WHAT YOU NEED TO DO - Every line below that holds the string "JSON" should be copied.

[RECORDS TO USE Boundary: Start]

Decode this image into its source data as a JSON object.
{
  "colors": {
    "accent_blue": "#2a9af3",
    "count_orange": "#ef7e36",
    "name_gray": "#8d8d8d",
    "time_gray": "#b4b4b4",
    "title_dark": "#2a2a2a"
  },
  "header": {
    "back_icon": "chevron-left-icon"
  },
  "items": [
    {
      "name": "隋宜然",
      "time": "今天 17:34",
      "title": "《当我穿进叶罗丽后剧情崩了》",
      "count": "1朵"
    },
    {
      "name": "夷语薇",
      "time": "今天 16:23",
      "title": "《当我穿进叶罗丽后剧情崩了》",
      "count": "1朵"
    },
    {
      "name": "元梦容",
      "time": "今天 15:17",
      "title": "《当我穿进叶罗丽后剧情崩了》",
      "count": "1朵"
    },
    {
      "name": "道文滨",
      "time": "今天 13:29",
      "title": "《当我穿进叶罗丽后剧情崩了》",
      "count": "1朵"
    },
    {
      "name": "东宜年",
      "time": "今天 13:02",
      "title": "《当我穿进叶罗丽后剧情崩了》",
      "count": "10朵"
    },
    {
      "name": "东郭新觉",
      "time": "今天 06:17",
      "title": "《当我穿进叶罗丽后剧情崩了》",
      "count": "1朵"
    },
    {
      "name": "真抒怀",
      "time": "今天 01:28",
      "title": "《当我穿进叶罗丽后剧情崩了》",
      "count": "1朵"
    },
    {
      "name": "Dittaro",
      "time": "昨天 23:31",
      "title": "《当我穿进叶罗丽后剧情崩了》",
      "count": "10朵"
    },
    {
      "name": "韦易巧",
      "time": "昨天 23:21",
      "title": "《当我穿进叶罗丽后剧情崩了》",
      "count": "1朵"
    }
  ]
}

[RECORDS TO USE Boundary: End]
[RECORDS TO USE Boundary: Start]

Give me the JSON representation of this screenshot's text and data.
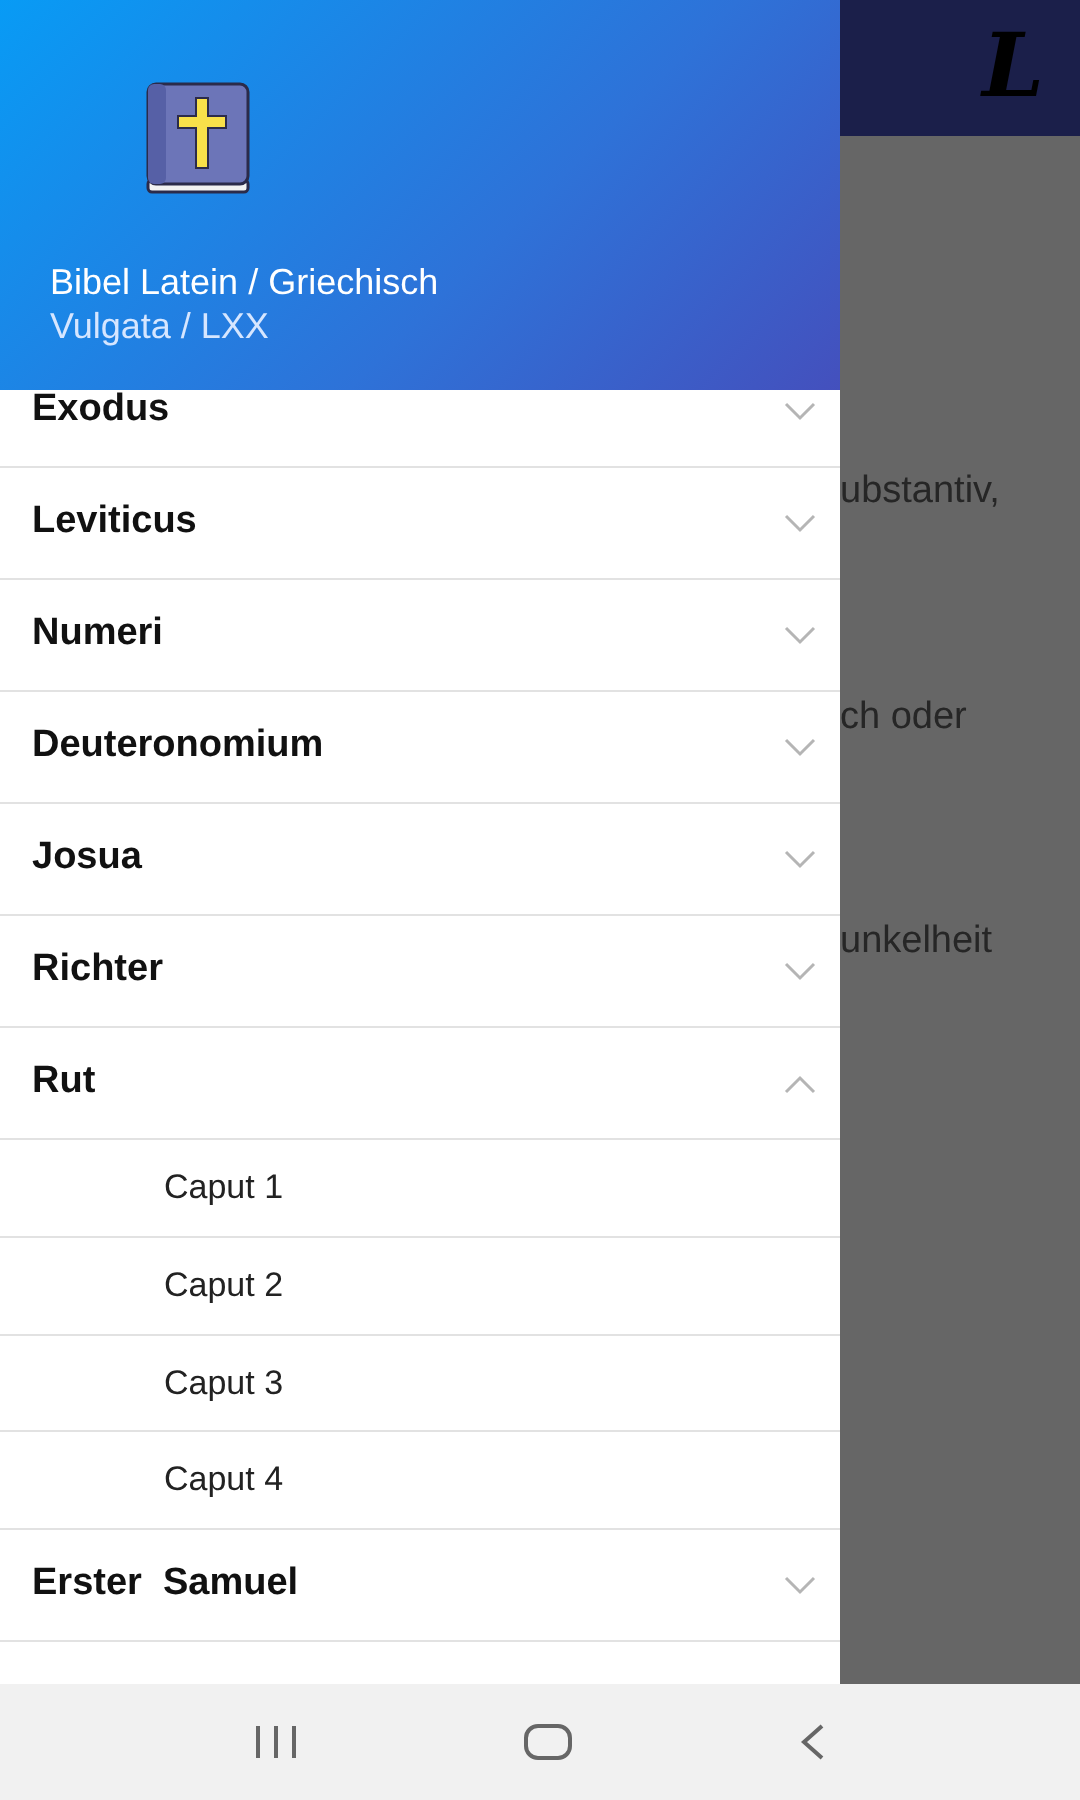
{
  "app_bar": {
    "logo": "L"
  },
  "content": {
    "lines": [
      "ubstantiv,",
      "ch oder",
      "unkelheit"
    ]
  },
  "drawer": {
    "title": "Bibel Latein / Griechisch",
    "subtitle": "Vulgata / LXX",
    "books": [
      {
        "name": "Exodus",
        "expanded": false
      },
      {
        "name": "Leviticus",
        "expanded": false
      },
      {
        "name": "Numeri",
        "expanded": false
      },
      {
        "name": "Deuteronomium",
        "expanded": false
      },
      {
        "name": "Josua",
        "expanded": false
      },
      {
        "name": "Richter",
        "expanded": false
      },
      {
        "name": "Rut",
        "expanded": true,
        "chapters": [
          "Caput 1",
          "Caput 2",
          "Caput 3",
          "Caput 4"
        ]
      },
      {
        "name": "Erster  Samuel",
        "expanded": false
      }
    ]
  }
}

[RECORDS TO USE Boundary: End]

ANSWER TO THIS TASK -
Decode this image into its source data as a JSON object.
Give me the JSON representation of this screenshot's text and data.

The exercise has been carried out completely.